Holbert celebrated his fifth IMSA Driver's Championship at the close of the season and Porsche earned another GTP Championship for Makes.
The 1987 season began well for 962-HR1, with a victory at the 24 Hours of Daytona for the second time, followed by wins at Portland and San Antonio, 2nd place finishes at Road Atlanta and Riverside, 3rd place finishes at Laguna Seca and Road America, as well as Top 5 results at Mid-Ohio and Columbus.
With the help of Holbert Racing's 962-HR1, Chip Robinson was crowned Driver's Championship and his first IMSA title. Porsche again captured the IMSA GTP Championship for Makes, with 962s winning 13 of 16 races entered.
Holbert's driving duties were reduced in 1988 as he was named Director of Porsche Motorsports North America. For the 1988 season, 962-HR1 donned an all-new Miller livery and raced at the 24 Hours of Daytona and the 12 Hours of Sebring for the first time in its career. Unfortunately, 962-HR1 failed to finish either race due to recurring engine problems.
The car next served duties as a practice car at Lime Rock in March, before it was officially retired from active duty.
Between 1985 and 1988, 962-HR1 accumulated 17 podium finishes including nine overall wins. It helped drivers Holbert and Robinson capture three GTP Driver's Championships and secure three consecutive GTP Championship for Makes wins for Porsche.
Unfortunately, on September 30th of 1988, just after the Columbus 500, Holbert perished when his plane crashed shortly after takeoff. At the end of the 1988 season, Holbert Racing was disbanded and IMSA retired number 14 in his honor.

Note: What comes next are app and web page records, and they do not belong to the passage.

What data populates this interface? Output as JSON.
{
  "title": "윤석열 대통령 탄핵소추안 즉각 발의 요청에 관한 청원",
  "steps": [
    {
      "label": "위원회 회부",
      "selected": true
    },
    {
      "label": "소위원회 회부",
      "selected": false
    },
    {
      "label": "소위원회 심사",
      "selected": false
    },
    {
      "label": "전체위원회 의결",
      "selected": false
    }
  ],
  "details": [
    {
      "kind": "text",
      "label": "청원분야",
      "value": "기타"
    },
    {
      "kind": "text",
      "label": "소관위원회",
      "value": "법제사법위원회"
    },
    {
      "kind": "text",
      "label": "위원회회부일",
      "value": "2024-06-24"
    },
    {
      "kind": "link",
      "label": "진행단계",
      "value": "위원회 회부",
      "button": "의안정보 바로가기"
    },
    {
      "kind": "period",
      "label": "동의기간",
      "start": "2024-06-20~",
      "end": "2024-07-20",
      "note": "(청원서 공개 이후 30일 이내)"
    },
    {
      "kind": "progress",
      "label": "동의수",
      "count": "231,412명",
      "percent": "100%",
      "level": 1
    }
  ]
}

962-HR1 was sold to Kevin Jeanette's Gunnar Racing, who subsequently returned the Porsche to its orignal Lowenbrau livery. In 2001, Wayne Jackson acquired the 962 and commissioned Gunnar Racing to perform a comprehensive rebuild of the major mechanical systems. Once completed, it was displayed at the Rolex 24 Heritage Exhibition and the 2007 Amelia Island Concours d'Elegance where it won the special 'Cars of Derek Bell' class.
In August of 2007, it was acquired by Matthew Drendel. Less than a year later, it was joined by 962-103 in the Drendel stable, the first Holbert Racing 962. For the first time since 1988, the two Lowenbrau Specials resided under one roof.
The car is powered by a 3164cc single overhead cam flat six-cylinder engine fitted with a Bosch Electronic fuel injection system. With the help of a single Garrett turbocharger, the engine produces 720 horsepower. There is a five-speed manual gearbox and four-wheel Brembo drilled and ventilated disc brakes.
In 2012, this car was offered for sale at Amelia Island sale presented by Gooding & Company. The car was estimated to sell for $900,000 - $1,200,000. As bidding came to a close, the car had been sold for the sum of $935,000 inclusive of buyer's premium.By Daniel Vaughan | Apr 2012